Holger Stahlknecht, who heads the CDU in Saxony-Anhalt and for years has served as the state’s interior minister, rejects accusations that his party is drifting towards the far right. At a press conference, he insisted that Saxony-Anhalt’s CDU was “centrist.” He did, however, warn that if his party did not integrate its more conservative faction, it would switch allegiance and “join the AfD.” He also said the party must appeal to voters who support the AfD. The far-right party currently controls over 20% of the seats in Saxony-Anhalt’s state parliament, and is similarly strong across Germany’s other eastern states.
Stahlknecht’s press conference had been preceded by an emergency CDU meeting to address the Möritz scandal. The Greens had pressured the CDU to take action. The party had initially said it wanted to give Möritz “a second chance.” State Premier Rainer Haseloff attended the meeting as well, underscoring the severity of the crisis.
It was agreed that Möritz would be asked to distance himself from his past and publicly subscribe to the CDU’s core values at the party leadership’s next crisis meeting on December 28. Stahlknecht said that as a “minimum requirement” he would also have been expected to remove his controversial tattoo by then. The idea was to then decide on whether or not to launch proceedings to remove Möritz from the party — though local CDU figures were divided on the issue.
National party leadership keeps its distance
Such proceedings are complicated and take a long time to conclude. Germany’s political party laws make it easy for individuals to join but not be removed from parties. The national CDU branch deliberately refrained from getting drawn into the affair, with party leader Annegret Kramp-Karrenbauer insisting it falls within the remit of Saxony-Anhalt’s CDU alone.

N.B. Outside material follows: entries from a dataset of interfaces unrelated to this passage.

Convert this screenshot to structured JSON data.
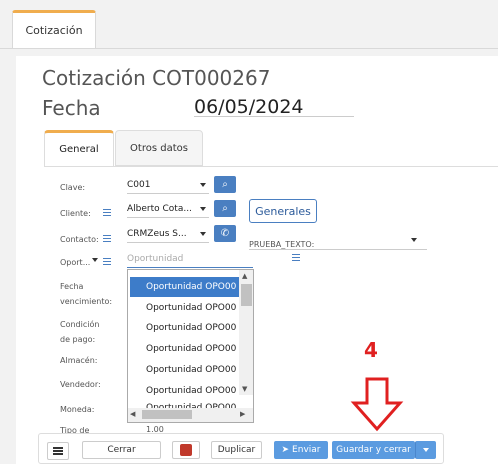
{
  "top_tab": {
    "label": "Cotización"
  },
  "header": {
    "title": "Cotización COT000267",
    "fecha_label": "Fecha",
    "fecha_value": "06/05/2024"
  },
  "form_tabs": [
    {
      "label": "General"
    },
    {
      "label": "Otros datos"
    }
  ],
  "fields": {
    "clave": {
      "label": "Clave:",
      "value": "C001"
    },
    "cliente": {
      "label": "Cliente:",
      "value": "Alberto Cota..."
    },
    "contacto": {
      "label": "Contacto:",
      "value": "CRMZeus S..."
    },
    "oportunidad": {
      "label": "Oport...",
      "placeholder": "Oportunidad"
    },
    "fecha_vencimiento": {
      "label_line1": "Fecha",
      "label_line2": "vencimiento:"
    },
    "condicion_pago": {
      "label_line1": "Condición",
      "label_line2": "de pago:"
    },
    "almacen": {
      "label": "Almacén:"
    },
    "vendedor": {
      "label": "Vendedor:"
    },
    "moneda": {
      "label": "Moneda:"
    },
    "tipo_cambio": {
      "label": "Tipo de",
      "value": "1.00"
    }
  },
  "generales_button": "Generales",
  "prueba_texto": {
    "label": "PRUEBA_TEXTO:"
  },
  "dropdown": {
    "items": [
      "Oportunidad OPO00",
      "Oportunidad OPO00",
      "Oportunidad OPO00",
      "Oportunidad OPO00",
      "Oportunidad OPO00",
      "Oportunidad OPO00",
      "Oportunidad OPO00"
    ],
    "selected_index": 0
  },
  "annotation_marker": "4",
  "bottom_bar": {
    "cerrar": "Cerrar",
    "duplicar": "Duplicar",
    "enviar": "Enviar",
    "guardar_cerrar": "Guardar y cerrar"
  },
  "colors": {
    "accent": "#4a7fc1",
    "tab_highlight": "#f0ad4e",
    "marker": "#e02020",
    "primary_button": "#5b9be0"
  }
}
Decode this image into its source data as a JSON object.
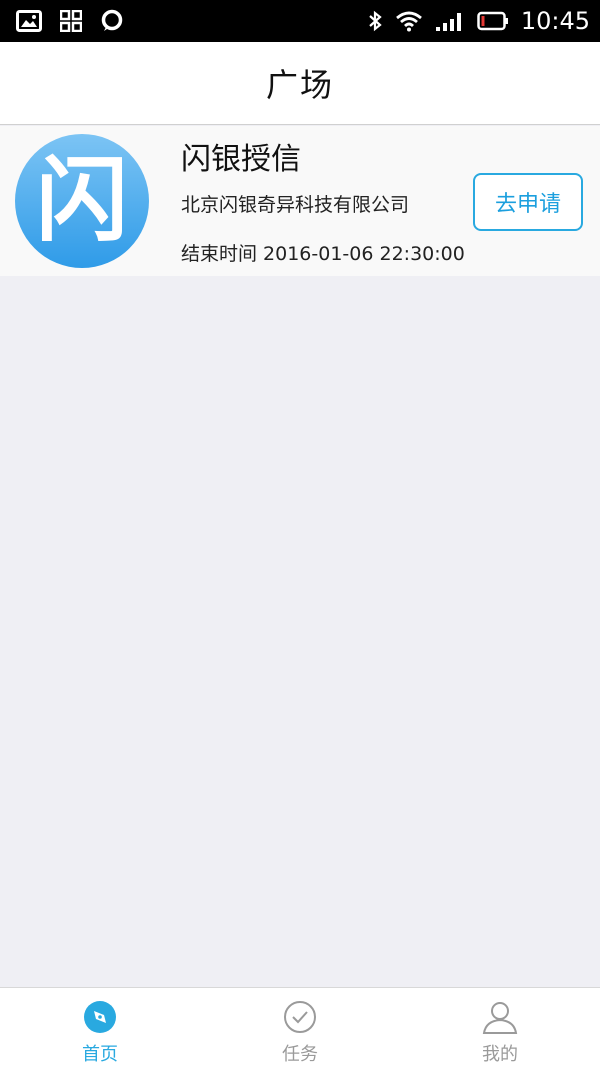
{
  "status_bar": {
    "time": "10:45",
    "icons": [
      "image-icon",
      "apps-icon",
      "chat-icon",
      "bluetooth-icon",
      "wifi-icon",
      "signal-icon",
      "battery-icon"
    ]
  },
  "header": {
    "title": "广场"
  },
  "card": {
    "logo_char": "闪",
    "title": "闪银授信",
    "company": "北京闪银奇异科技有限公司",
    "end_time": "结束时间 2016-01-06 22:30:00",
    "apply_label": "去申请"
  },
  "tabs": [
    {
      "label": "首页",
      "icon": "compass-icon",
      "active": true
    },
    {
      "label": "任务",
      "icon": "check-circle-icon",
      "active": false
    },
    {
      "label": "我的",
      "icon": "user-icon",
      "active": false
    }
  ],
  "colors": {
    "accent": "#29a9e0",
    "inactive": "#9a9a9a",
    "background": "#efeff4"
  }
}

However, the CDU’s national branch clarified that a candidate may only be removed if he or she is “a member of a competing party or political organization” and that local decision-makers alone can give the go-ahead for such formal proceedings, which rely on internal courts that allow individuals to contest their decision. The CDU also said an individual’s removal hinges on whether that person’s conduct “harmed” the party. No official figures on these proceedings exist, according to the CDU. But given Möritz’ resignation from the party on Friday, there is no longer a need for such a formal procedure.